START Supplied material

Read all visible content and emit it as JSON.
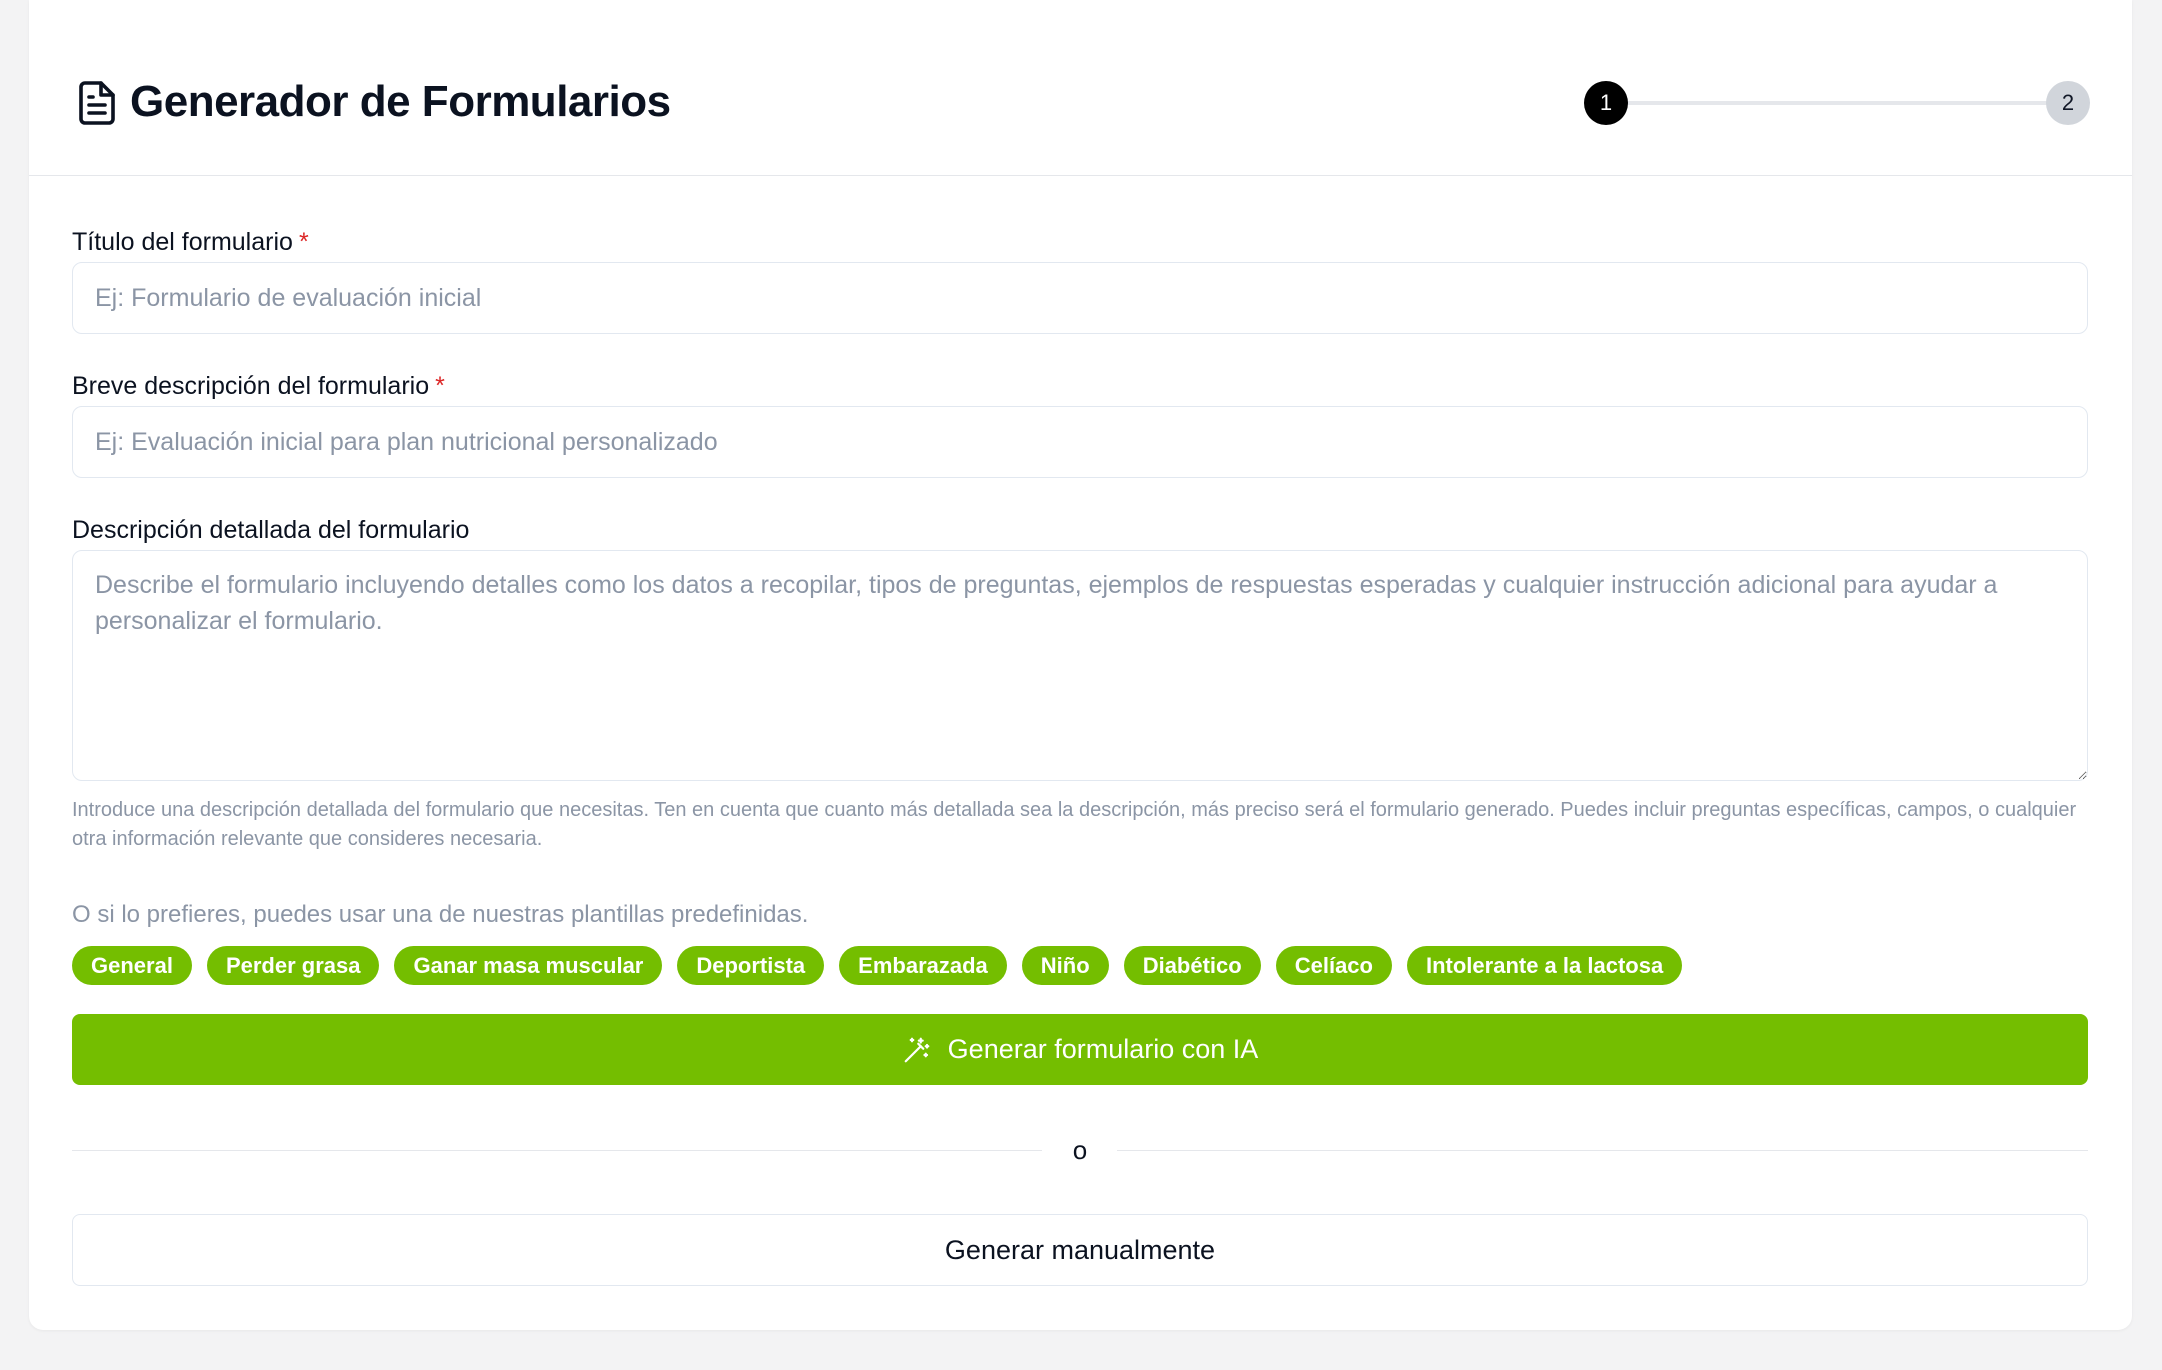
{
  "header": {
    "title": "Generador de Formularios",
    "icon": "document-icon",
    "steps": [
      "1",
      "2"
    ],
    "active_step": 1
  },
  "form": {
    "title_field": {
      "label": "Título del formulario",
      "required_mark": "*",
      "value": "",
      "placeholder": "Ej: Formulario de evaluación inicial"
    },
    "short_description_field": {
      "label": "Breve descripción del formulario",
      "required_mark": "*",
      "value": "",
      "placeholder": "Ej: Evaluación inicial para plan nutricional personalizado"
    },
    "detailed_description_field": {
      "label": "Descripción detallada del formulario",
      "value": "",
      "placeholder": "Describe el formulario incluyendo detalles como los datos a recopilar, tipos de preguntas, ejemplos de respuestas esperadas y cualquier instrucción adicional para ayudar a personalizar el formulario.",
      "hint": "Introduce una descripción detallada del formulario que necesitas. Ten en cuenta que cuanto más detallada sea la descripción, más preciso será el formulario generado. Puedes incluir preguntas específicas, campos, o cualquier otra información relevante que consideres necesaria."
    }
  },
  "templates": {
    "intro": "O si lo prefieres, puedes usar una de nuestras plantillas predefinidas.",
    "items": [
      "General",
      "Perder grasa",
      "Ganar masa muscular",
      "Deportista",
      "Embarazada",
      "Niño",
      "Diabético",
      "Celíaco",
      "Intolerante a la lactosa"
    ]
  },
  "actions": {
    "ai_button_label": "Generar formulario con IA",
    "ai_button_icon": "magic-wand-icon",
    "divider_text": "o",
    "manual_button_label": "Generar manualmente"
  },
  "colors": {
    "accent": "#74be00",
    "required": "#dc2626",
    "active_step": "#000000",
    "inactive_step": "#d1d5db"
  }
}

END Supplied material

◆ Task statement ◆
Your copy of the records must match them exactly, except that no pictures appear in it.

◆ Task solution ◆
Read all visible content and emit it as JSON.
{
  "header": {
    "title": "Generador de Formularios",
    "icon": "document-icon",
    "steps": [
      "1",
      "2"
    ],
    "active_step": 1
  },
  "form": {
    "title_field": {
      "label": "Título del formulario",
      "required_mark": "*",
      "value": "",
      "placeholder": "Ej: Formulario de evaluación inicial"
    },
    "short_description_field": {
      "label": "Breve descripción del formulario",
      "required_mark": "*",
      "value": "",
      "placeholder": "Ej: Evaluación inicial para plan nutricional personalizado"
    },
    "detailed_description_field": {
      "label": "Descripción detallada del formulario",
      "value": "",
      "placeholder": "Describe el formulario incluyendo detalles como los datos a recopilar, tipos de preguntas, ejemplos de respuestas esperadas y cualquier instrucción adicional para ayudar a personalizar el formulario.",
      "hint": "Introduce una descripción detallada del formulario que necesitas. Ten en cuenta que cuanto más detallada sea la descripción, más preciso será el formulario generado. Puedes incluir preguntas específicas, campos, o cualquier otra información relevante que consideres necesaria."
    }
  },
  "templates": {
    "intro": "O si lo prefieres, puedes usar una de nuestras plantillas predefinidas.",
    "items": [
      "General",
      "Perder grasa",
      "Ganar masa muscular",
      "Deportista",
      "Embarazada",
      "Niño",
      "Diabético",
      "Celíaco",
      "Intolerante a la lactosa"
    ]
  },
  "actions": {
    "ai_button_label": "Generar formulario con IA",
    "ai_button_icon": "magic-wand-icon",
    "divider_text": "o",
    "manual_button_label": "Generar manualmente"
  },
  "colors": {
    "accent": "#74be00",
    "required": "#dc2626",
    "active_step": "#000000",
    "inactive_step": "#d1d5db"
  }
}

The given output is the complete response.